We’re coming to Stockton on Tees!

Our next meeting will be in Stockton on Tees on Friday 13th June 2014. The agenda is available now. As always, it will be a heady mix of lively speakers, interactive workshops and plenty of opportunity for networking and sharing ideas with colleagues from around the UK.

If that sounds good, and you aren’t already a member, then why not join us now? It’s definitely worth the membership fee as, once you’ve joined, attendance at the meetings is completely free! Now that is value for money.

So put Stockton in your diary and we’ll see you there!


NAWRA Scotland regional meeting

*Please note that this meeting has been postponed. A new date and venue will be notified as soon as possible. Apologies to anyone who was planning to travel.*

NAWRA’s rep for Scotland, Tom Lamb at Dundee North Law Centre, has arranged  a meeting for Scottish NAWRA members.  It will take place at Port of Leith Housing Association in Edinburgh at 1.30pm on 1 May 2014.  For more information and to book a place, email Tom.

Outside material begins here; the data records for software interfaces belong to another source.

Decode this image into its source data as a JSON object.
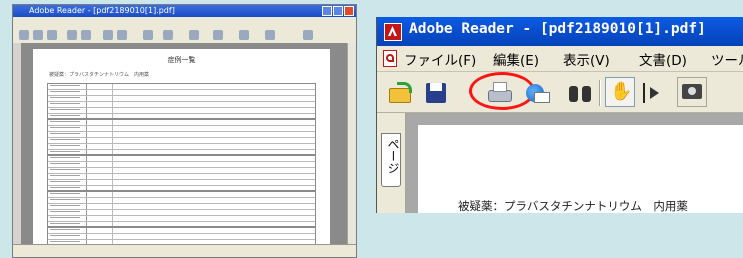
{
  "thumbnail": {
    "window_title": "Adobe Reader - [pdf2189010[1].pdf]",
    "page_title": "症例一覧",
    "page_subtitle": "被疑薬：プラバスタチンナトリウム　内用薬"
  },
  "reader": {
    "window_title": "Adobe Reader - [pdf2189010[1].pdf]",
    "menu": [
      {
        "label": "ファイル(F)"
      },
      {
        "label": "編集(E)"
      },
      {
        "label": "表示(V)"
      },
      {
        "label": "文書(D)"
      },
      {
        "label": "ツール"
      }
    ],
    "toolbar_icons": [
      "open-folder-icon",
      "save-icon",
      "print-icon",
      "email-icon",
      "search-binoculars-icon",
      "hand-icon",
      "select-text-icon",
      "camera-icon"
    ],
    "nav_tab_label": "ページ",
    "document_text": "被疑薬：プラバスタチンナトリウム　内用薬",
    "highlight_color": "#ff1414",
    "titlebar_color": "#0b4fd0"
  }
}
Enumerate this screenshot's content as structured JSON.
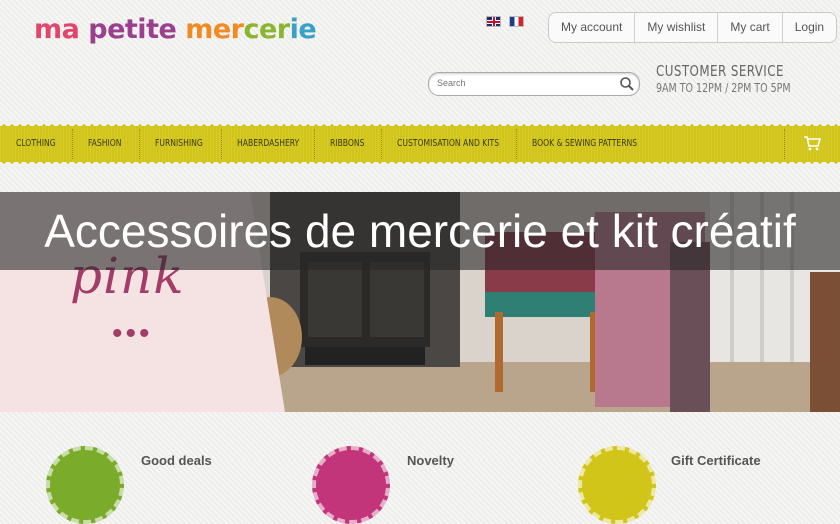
{
  "logo": {
    "text_parts": [
      "ma ",
      "petite ",
      "mer",
      "cer",
      "ie"
    ]
  },
  "languages": [
    {
      "name": "english-flag"
    },
    {
      "name": "french-flag"
    }
  ],
  "account_nav": [
    "My account",
    "My wishlist",
    "My cart",
    "Login"
  ],
  "search": {
    "placeholder": "Search",
    "icon": "magnifier-icon"
  },
  "customer_service": {
    "title": "CUSTOMER SERVICE",
    "hours": "9AM TO 12PM / 2PM TO 5PM"
  },
  "main_nav": [
    "CLOTHING",
    "FASHION",
    "FURNISHING",
    "HABERDASHERY",
    "RIBBONS",
    "CUSTOMISATION AND KITS",
    "BOOK & SEWING PATTERNS"
  ],
  "cart_icon": "shopping-cart-icon",
  "hero": {
    "word": "pink",
    "dots": "•••"
  },
  "banner": {
    "text": "Accessoires de mercerie et kit créatif"
  },
  "features": [
    "Good deals",
    "Novelty",
    "Gift Certificate"
  ],
  "colors": {
    "nav_bg": "#d2c51a",
    "hero_pink": "#f5e3e4",
    "hero_text": "#a23c68",
    "badge_green": "#7aab2a",
    "badge_magenta": "#c2357a",
    "badge_yellow": "#d2c51a"
  }
}
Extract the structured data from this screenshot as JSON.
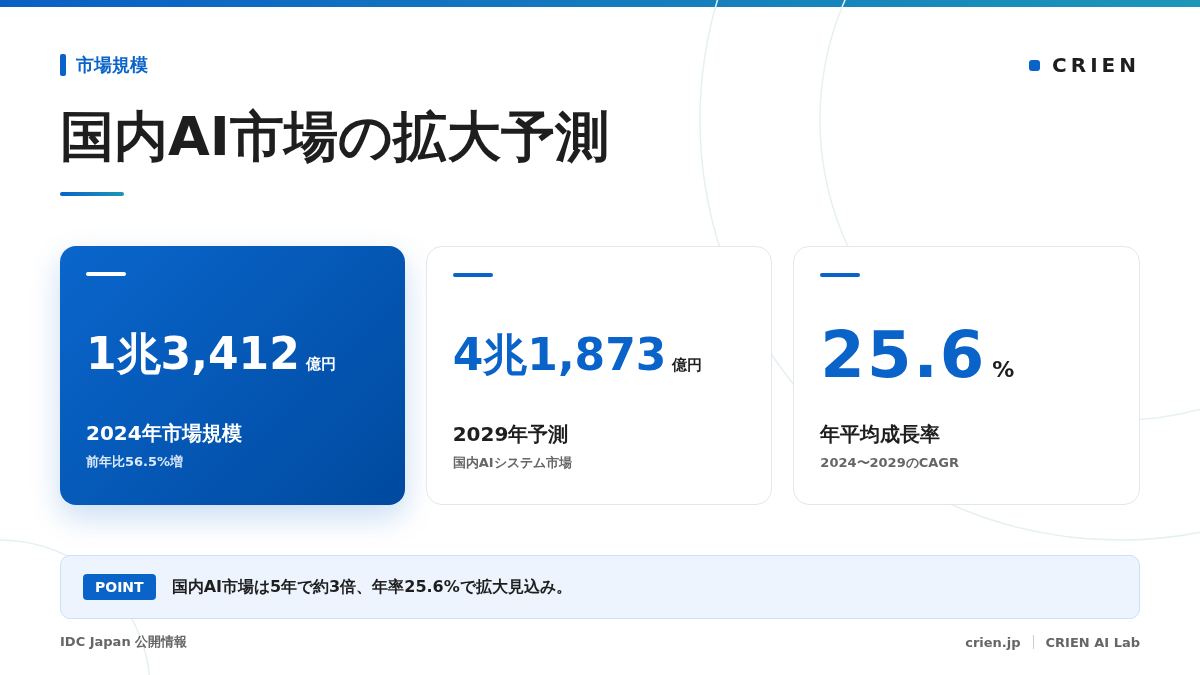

Notes from Sheffield meeting

Thanks to everyone who attended our meeting in Sheffield last week.  All the workshop notes and presentations from the meeting are now available here.

Our next meeting will be in Stockton on Tees on Friday 13th June 2014. See you there!


Annual report

Our annual report, approved by the AGM at Sheffield on 28th February 2014, includes highlights from the year, our recent policy work and information about the committee. It can be downloaded here.

The AGM also approved our finance report. Those interested in the numbers can download the figures here.


NAWRA in The Guardian

A quote from our recent paper on the use of benefits sanctions has been reported in today’s edition of ‘The Guardian’ newspaper.

In our response to the Oakley independent review of Jobseeker’s Allowance sanctions, we concluded that:

“As a result of the above claimants are experiencing extreme hardship through no fault of their own. NAWRA members report claimants having to use foodbanks, being unable to top up gas or electricity meters, and falling into rent arrears in some cases leading to eviction. Claimants in this level of hardship are in no position to find or maintain work. There is no money for bus fares and maybe even no hot water to get washed. By far the majority of those claimants sanctioned want to find employment but the application of sanctions is actually making it harder to for them to achieve this.”

Our complete, eight page, report can be downloaded from our ‘new resources’ page. The Guardian story can be found here.